Will Dean's Ideas Factory: A social network for buildings isn't as daft as it might sound
Thursday 22 March 2012
As a species, we don't really need any more social networking. But do our buildings?
Honest Buildings is a US website that hopes to allows buildings, or at least their owners or developers, to share details about a building's past, present and future (ie, building works, repairs) to create a profile for millions of addresses on Google maps.
And sure, information about square footage may be handy for those in development. But even for the layman, information on the architects and clients behind buildings we know, love or even live in could prove to be a real treat – though the profiles will depend on crowdsourcing, so may take years to fill up (if at all).
It's only in beta at the moment and so most buildings, including famous ones like New York's Empire State and 30 Rockefeller Plaza still have empty profiles. In order to kickstart things in the UK, I spent an hour researching The Independent's home, Northcliffe House and adding as much history as I could find. An oddly addictive task. honestbuildings.com
Is that your forearm ringing? Nokia's new patent is a skinful
The days of eight people reaching for their handbags when they hear the iPhone "Marimba" theme go off might one day be over if a new patent filed by Nokia in September is ever created. Unwired View's Vlad Bobleanta discovered that the Finnish firm had filed an idea for a tattoo that attaches to your skin and can emit a specification vibration when your phone rings or receives a text message or email.
As well as stick-on "tattoos", the plans also allow users to get actual tattoos using special, information-containing inks (called ferromagnetic inks). It's all very clever, but surely the only kind of people devoted enough to get a Big Tech-related tattoo are Macolytes? For more see: ind.pn/nokiatats
The science of watching word trends
The ability to search for specific words in Google Books – the search giant's scanned-in archive of 5m-plus books from 1800 to the present day, presents myriad opportunities for researchers. One of which is the study of language in a data-driven matter. This field has been dubbed "culturonomics" and it sees scientists being able to measure word usage over time; seehow spellings have morphed and how many unique words there are in the English language (around 1m, much more than previously thought).
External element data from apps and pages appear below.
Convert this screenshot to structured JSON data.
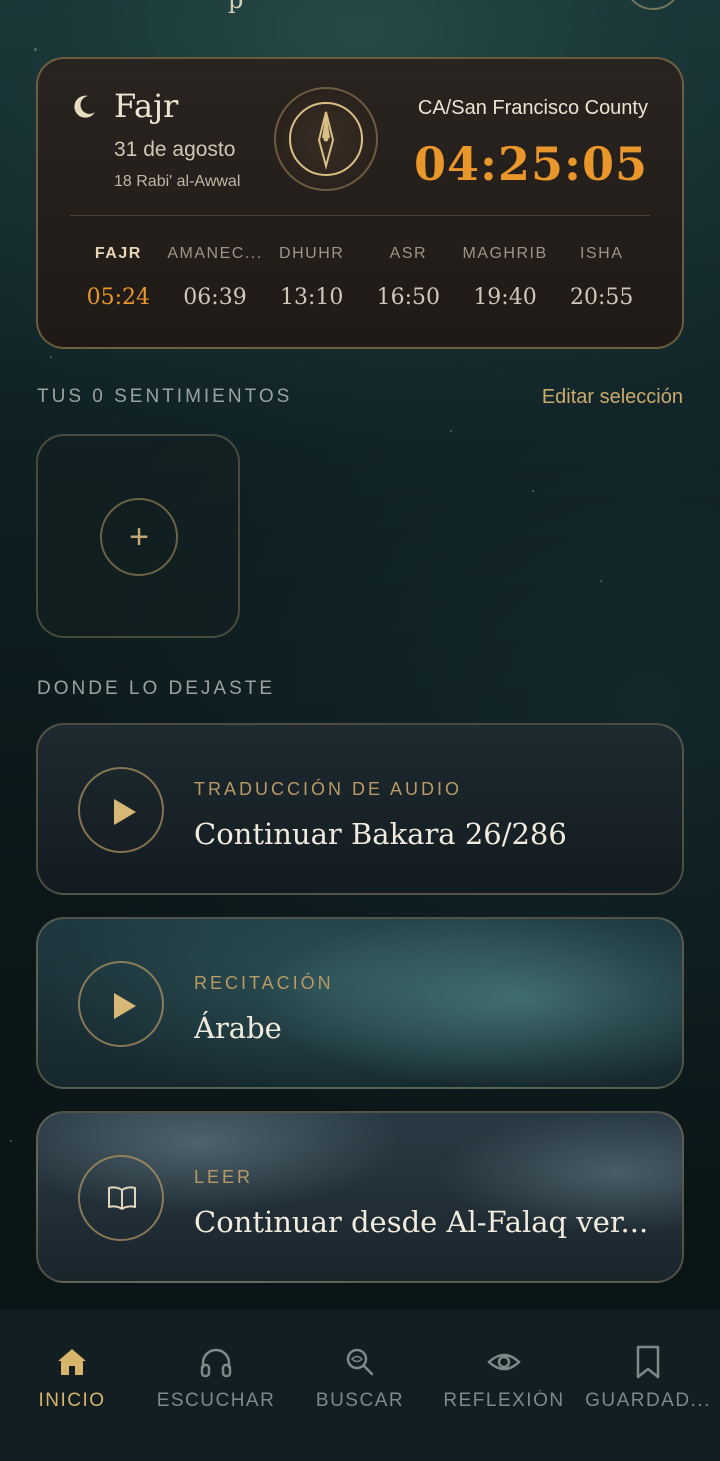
{
  "top": {
    "partial_text": "p"
  },
  "prayer_card": {
    "current_prayer": "Fajr",
    "date_gregorian": "31 de agosto",
    "date_hijri": "18 Rabi' al-Awwal",
    "location": "CA/San Francisco County",
    "countdown": "04:25:05",
    "times": [
      {
        "label": "FAJR",
        "time": "05:24",
        "active": true
      },
      {
        "label": "AMANEC...",
        "time": "06:39",
        "active": false
      },
      {
        "label": "DHUHR",
        "time": "13:10",
        "active": false
      },
      {
        "label": "ASR",
        "time": "16:50",
        "active": false
      },
      {
        "label": "MAGHRIB",
        "time": "19:40",
        "active": false
      },
      {
        "label": "ISHA",
        "time": "20:55",
        "active": false
      }
    ],
    "accent_color": "#e9962a"
  },
  "feelings": {
    "title": "TUS 0 SENTIMIENTOS",
    "edit_label": "Editar selección",
    "add_symbol": "+"
  },
  "continue": {
    "title": "DONDE LO DEJASTE",
    "cards": [
      {
        "kicker": "TRADUCCIÓN DE AUDIO",
        "title": "Continuar Bakara 26/286",
        "icon": "play-icon"
      },
      {
        "kicker": "RECITACIÓN",
        "title": "Árabe",
        "icon": "play-icon"
      },
      {
        "kicker": "LEER",
        "title": "Continuar desde Al-Falaq ver...",
        "icon": "book-icon"
      }
    ]
  },
  "nav": {
    "items": [
      {
        "label": "INICIO",
        "icon": "home-icon",
        "active": true
      },
      {
        "label": "ESCUCHAR",
        "icon": "headphones-icon",
        "active": false
      },
      {
        "label": "BUSCAR",
        "icon": "search-icon",
        "active": false
      },
      {
        "label": "REFLEXIÓN",
        "icon": "eye-icon",
        "active": false
      },
      {
        "label": "GUARDAD...",
        "icon": "bookmark-icon",
        "active": false
      }
    ],
    "active_color": "#d6b46c"
  }
}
The great thing about Google Books, though, is that normal users can do their own, slightly less scientific experiments with word trends and usage at the site's wonderful Ngram Viewer. Which, if you've not tried it for yourself, is at: books.google.com/ngrams.
Children's bookseller wins The Independent's new author search
Arts & Ents blogs
- 1 This 'woman calls police to order pizza' story isn't going where you're expecting
- 2 Marijuana use by teenagers does not result in a lower IQ or worse exam results, study finds
- 3 Watch what happened when food critics were unknowingly served McDonald's
- 4 Jimmy Carr's controversial Oscar Pistorius joke goes too far at the Q Awards
- 5 NHS staff banned from drinking tea or coffee on the job because it looks like they're not working hard enough
MOBO Awards 2014: Jess Glynne hits back at 'ridiculous' criticism of nominated white artists
American Horror Story season 4, Fox - review: Silly, sensational and sensitive
The Apprentice 2014: Nurun Ahmed and Lindsay Booth fired in double elimination
MOBO Awards 2014: Sam Smith sweeps the board with four gongs
The Apprentice, episode 3 - review: Lord Sugar hacks away at the deadwood with double elimination
Of course, teenage girls need role models – but not like beauty vlogger Zoella
Cameron is warned 'no possibility' of UK reducing immigration and that bid to bring in quota on migrant workers would be illegal
Support for EU membership 'at highest level since 1991' with most Brits wanting to stay 'in'
Thousands with degenerative conditions classified as 'fit to work in future' – despite no possibility of improvement
Residents should throw a street party and mix with immigrant neighbours, councils told
Russell Brand threatened with arrest after filming outside Fox News headquarters